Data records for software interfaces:
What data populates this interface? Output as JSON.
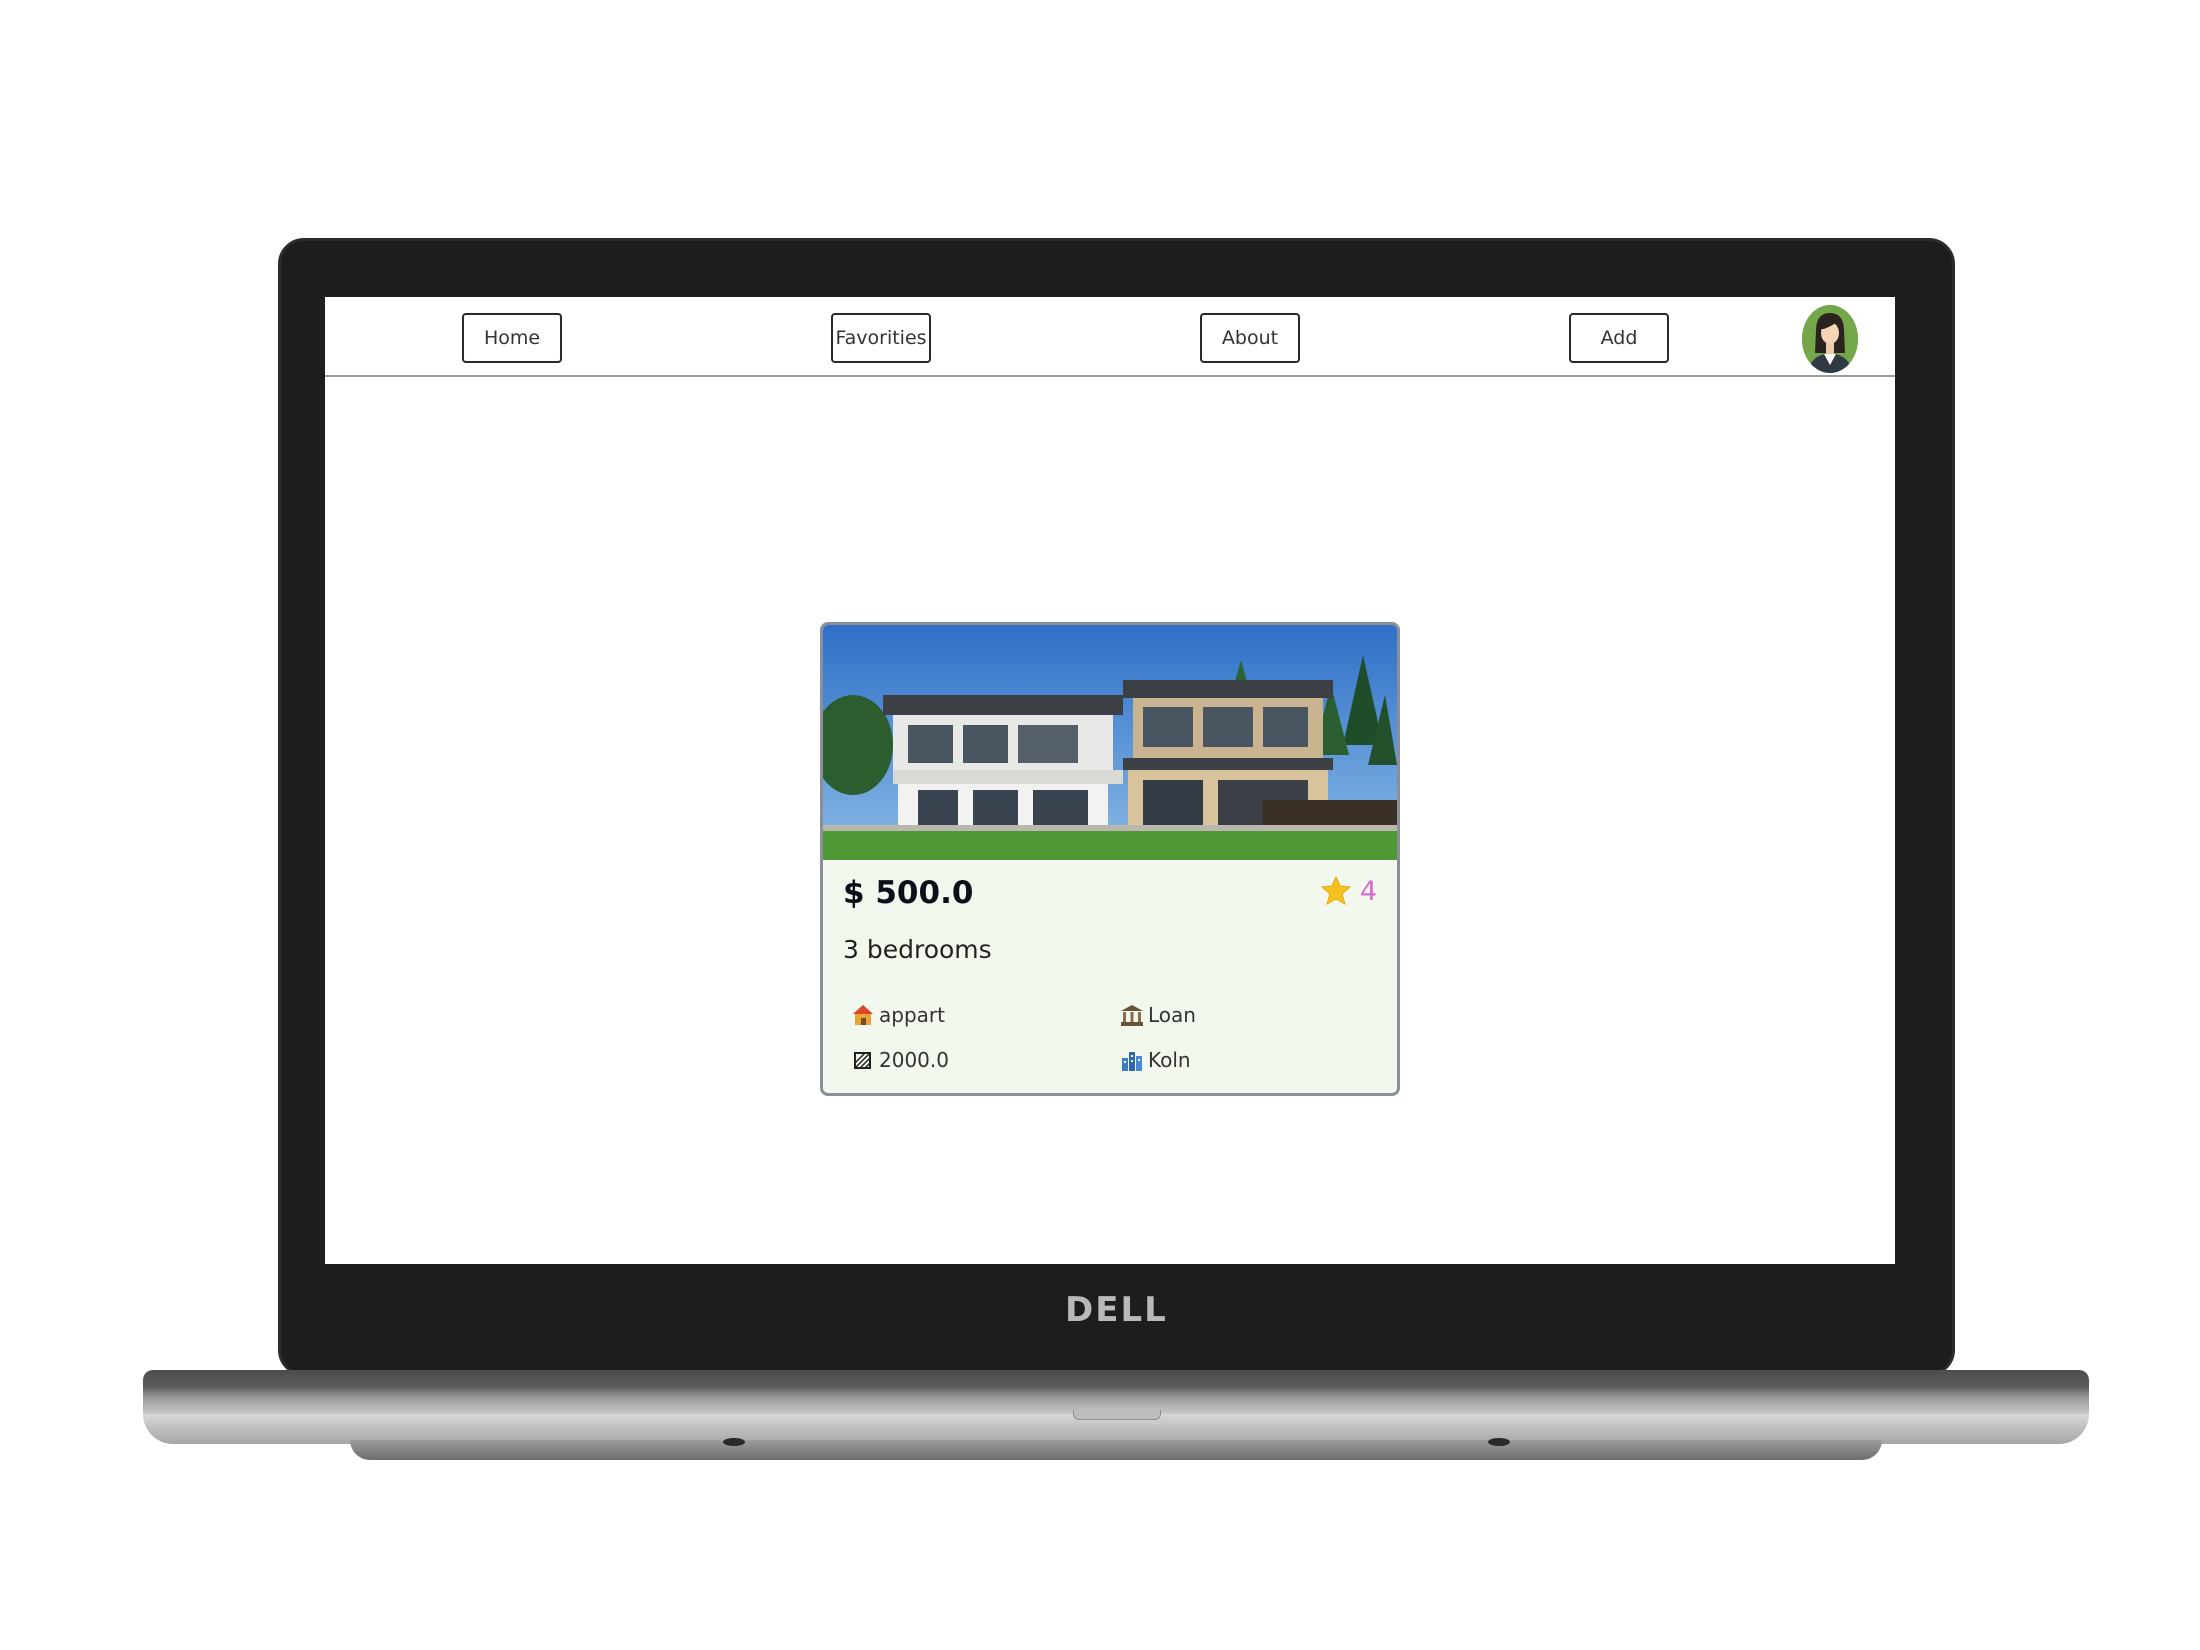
{
  "device": {
    "brand": "DELL"
  },
  "navbar": {
    "home_label": "Home",
    "favorites_label": "Favorities",
    "about_label": "About",
    "add_label": "Add"
  },
  "listing": {
    "price": "$ 500.0",
    "rating": "4",
    "bedrooms": "3 bedrooms",
    "property_type": "appart",
    "transaction_type": "Loan",
    "area": "2000.0",
    "city": "Koln"
  },
  "colors": {
    "rating_color": "#d86bd0",
    "card_background": "#f3f8ef",
    "avatar_background": "#74a74a"
  },
  "icons": {
    "rating": "star-icon",
    "property_type": "house-icon",
    "transaction_type": "bank-icon",
    "area": "area-icon",
    "city": "city-icon"
  }
}
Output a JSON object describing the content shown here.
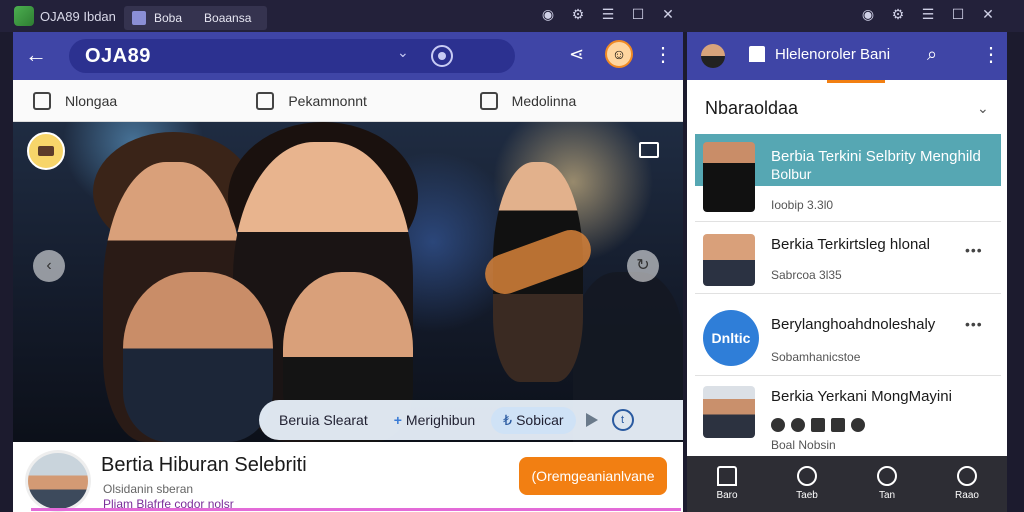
{
  "titlebar": {
    "app_name": "OJA89 Ibdan",
    "tab_label": "Boba",
    "tab_sub": "Boaansa"
  },
  "left_window": {
    "header": {
      "title": "OJA89"
    },
    "nav": [
      {
        "label": "Nlongaa",
        "icon": "bookmark-icon"
      },
      {
        "label": "Pekamnonnt",
        "icon": "pen-icon"
      },
      {
        "label": "Medolinna",
        "icon": "frame-icon"
      }
    ],
    "chips": [
      {
        "label": "Beruia Slearat",
        "type": "plain"
      },
      {
        "label": "Merighibun",
        "type": "plus"
      },
      {
        "label": "Sobicar",
        "type": "selected"
      }
    ],
    "info": {
      "title": "Bertia Hiburan Selebriti",
      "subtitle": "Olsidanin sberan",
      "meta": "Pliam Blafrfe codor nolsr",
      "button": "(Oremgeanianlvane"
    }
  },
  "right_window": {
    "header": {
      "title": "Hlelenoroler Bani"
    },
    "section": "Nbaraoldaa",
    "cards": [
      {
        "title": "Berbia Terkini Selbrity Menghild",
        "title2": "Bolbur",
        "sub": "Ioobip 3.3l0"
      },
      {
        "title": "Berkia Terkirtsleg hlonal",
        "sub": "Sabrcoa 3l35"
      },
      {
        "thumb_text": "Dnltic",
        "title": "Berylanghoahdnoleshaly",
        "sub": "Sobamhanicstoe"
      },
      {
        "title": "Berkia Yerkani MongMayini",
        "sub": "Boal Nobsin"
      }
    ],
    "bottom_nav": [
      "Baro",
      "Taeb",
      "Tan",
      "Raao"
    ]
  },
  "colors": {
    "header": "#3f45a6",
    "accent": "#f27f12",
    "card_highlight": "#56a7b3"
  }
}
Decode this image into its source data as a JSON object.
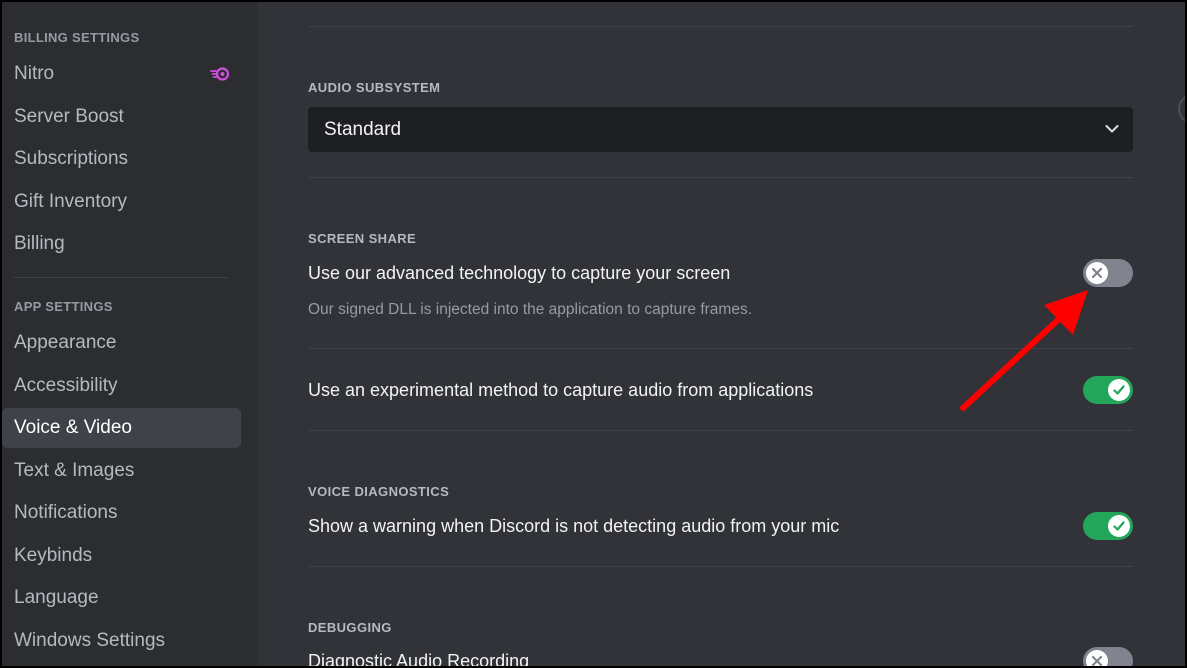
{
  "sidebar": {
    "billing_header": "BILLING SETTINGS",
    "billing_items": [
      {
        "label": "Nitro",
        "icon": "nitro-icon"
      },
      {
        "label": "Server Boost"
      },
      {
        "label": "Subscriptions"
      },
      {
        "label": "Gift Inventory"
      },
      {
        "label": "Billing"
      }
    ],
    "app_header": "APP SETTINGS",
    "app_items": [
      {
        "label": "Appearance"
      },
      {
        "label": "Accessibility"
      },
      {
        "label": "Voice & Video",
        "selected": true
      },
      {
        "label": "Text & Images"
      },
      {
        "label": "Notifications"
      },
      {
        "label": "Keybinds"
      },
      {
        "label": "Language"
      },
      {
        "label": "Windows Settings"
      }
    ]
  },
  "main": {
    "audio_subsystem": {
      "header": "AUDIO SUBSYSTEM",
      "value": "Standard"
    },
    "screen_share": {
      "header": "SCREEN SHARE",
      "advanced_label": "Use our advanced technology to capture your screen",
      "advanced_desc": "Our signed DLL is injected into the application to capture frames.",
      "advanced_enabled": false,
      "experimental_label": "Use an experimental method to capture audio from applications",
      "experimental_enabled": true
    },
    "voice_diagnostics": {
      "header": "VOICE DIAGNOSTICS",
      "warning_label": "Show a warning when Discord is not detecting audio from your mic",
      "warning_enabled": true
    },
    "debugging": {
      "header": "DEBUGGING",
      "diagnostic_label": "Diagnostic Audio Recording",
      "diagnostic_enabled": false
    }
  },
  "colors": {
    "sidebar_bg": "#2b2d31",
    "content_bg": "#313338",
    "selected_bg": "#404249",
    "toggle_on": "#23a55a",
    "toggle_off": "#80848e",
    "nitro_accent": "#d34fe0",
    "annotation_arrow": "#ff0000"
  }
}
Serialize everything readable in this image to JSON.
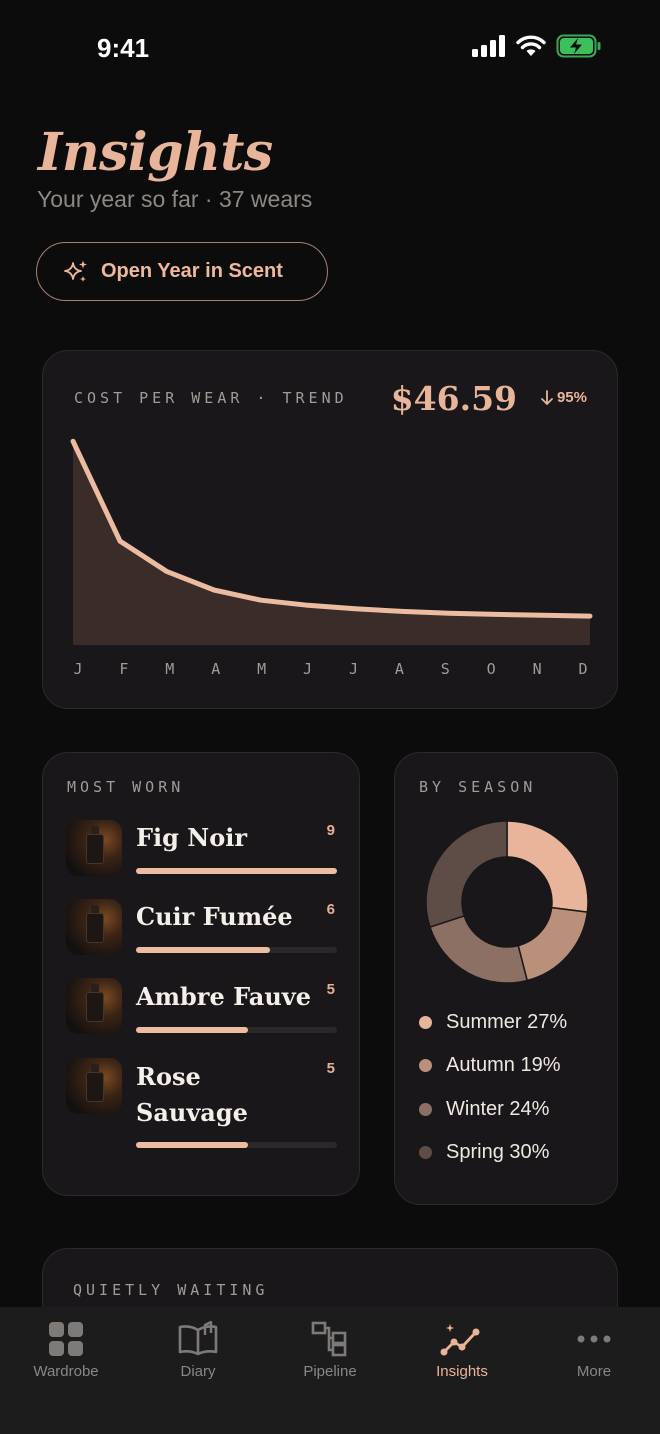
{
  "status": {
    "time": "9:41"
  },
  "header": {
    "title": "Insights",
    "subtitle": "Your year so far · 37 wears",
    "year_button": "Open Year in Scent"
  },
  "cost_per_wear": {
    "label": "COST PER WEAR · TREND",
    "value": "$46.59",
    "delta": "95%",
    "delta_direction": "down"
  },
  "chart_data": {
    "type": "area",
    "title": "",
    "categories": [
      "J",
      "F",
      "M",
      "A",
      "M",
      "J",
      "J",
      "A",
      "S",
      "O",
      "N",
      "D"
    ],
    "series": [
      {
        "values": [
          1000,
          510,
          360,
          270,
          220,
          195,
          178,
          165,
          156,
          150,
          146,
          142
        ]
      }
    ],
    "ylim": [
      0,
      1050
    ],
    "grid": false,
    "line_color": "#ebbc9f",
    "fill_color": "#3a2c29"
  },
  "most_worn": {
    "label": "MOST WORN",
    "items": [
      {
        "name": "Fig Noir",
        "count": "9",
        "fraction": 1.0
      },
      {
        "name": "Cuir Fumée",
        "count": "6",
        "fraction": 0.667
      },
      {
        "name": "Ambre Fauve",
        "count": "5",
        "fraction": 0.556
      },
      {
        "name": "Rose Sauvage",
        "count": "5",
        "fraction": 0.556
      }
    ]
  },
  "by_season": {
    "label": "BY SEASON",
    "slices": [
      {
        "name": "Summer",
        "pct_label": "Summer 27%",
        "value": 27,
        "color": "#e8b59a"
      },
      {
        "name": "Autumn",
        "pct_label": "Autumn 19%",
        "value": 19,
        "color": "#b9907a"
      },
      {
        "name": "Winter",
        "pct_label": "Winter 24%",
        "value": 24,
        "color": "#8d7064"
      },
      {
        "name": "Spring",
        "pct_label": "Spring 30%",
        "value": 30,
        "color": "#5e4c46"
      }
    ]
  },
  "quietly_waiting": {
    "label": "QUIETLY WAITING"
  },
  "tabs": [
    {
      "label": "Wardrobe",
      "icon": "grid-icon",
      "active": false
    },
    {
      "label": "Diary",
      "icon": "book-icon",
      "active": false
    },
    {
      "label": "Pipeline",
      "icon": "pipeline-icon",
      "active": false
    },
    {
      "label": "Insights",
      "icon": "trend-icon",
      "active": true
    },
    {
      "label": "More",
      "icon": "more-icon",
      "active": false
    }
  ]
}
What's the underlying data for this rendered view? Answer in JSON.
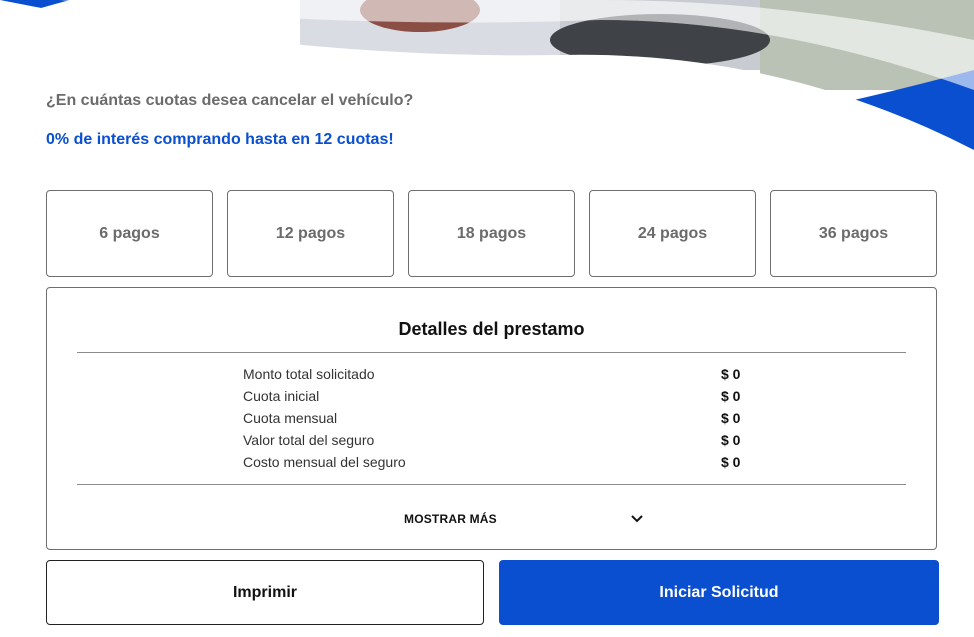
{
  "header": {
    "question": "¿En cuántas cuotas desea cancelar el vehículo?",
    "promo": "0% de interés comprando hasta en 12 cuotas!"
  },
  "plans": [
    {
      "label": "6 pagos"
    },
    {
      "label": "12 pagos"
    },
    {
      "label": "18 pagos"
    },
    {
      "label": "24 pagos"
    },
    {
      "label": "36 pagos"
    }
  ],
  "details": {
    "title": "Detalles del prestamo",
    "rows": [
      {
        "label": "Monto total solicitado",
        "value": "$ 0"
      },
      {
        "label": "Cuota inicial",
        "value": "$ 0"
      },
      {
        "label": "Cuota mensual",
        "value": "$ 0"
      },
      {
        "label": "Valor total del seguro",
        "value": "$ 0"
      },
      {
        "label": "Costo mensual del seguro",
        "value": "$ 0"
      }
    ],
    "show_more_label": "MOSTRAR MÁS",
    "show_more_icon": "chevron-down-icon"
  },
  "actions": {
    "print_label": "Imprimir",
    "start_label": "Iniciar Solicitud"
  },
  "colors": {
    "accent": "#0a4fd0",
    "muted_text": "#6b6b6b",
    "border": "#6e6e6e"
  }
}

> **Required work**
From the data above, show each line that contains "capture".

> **Answer space**
      "advanced_label": "Use our advanced technology to capture your screen",
      "advanced_desc": "Our signed DLL is injected into the application to capture frames.",
      "experimental_label": "Use an experimental method to capture audio from applications",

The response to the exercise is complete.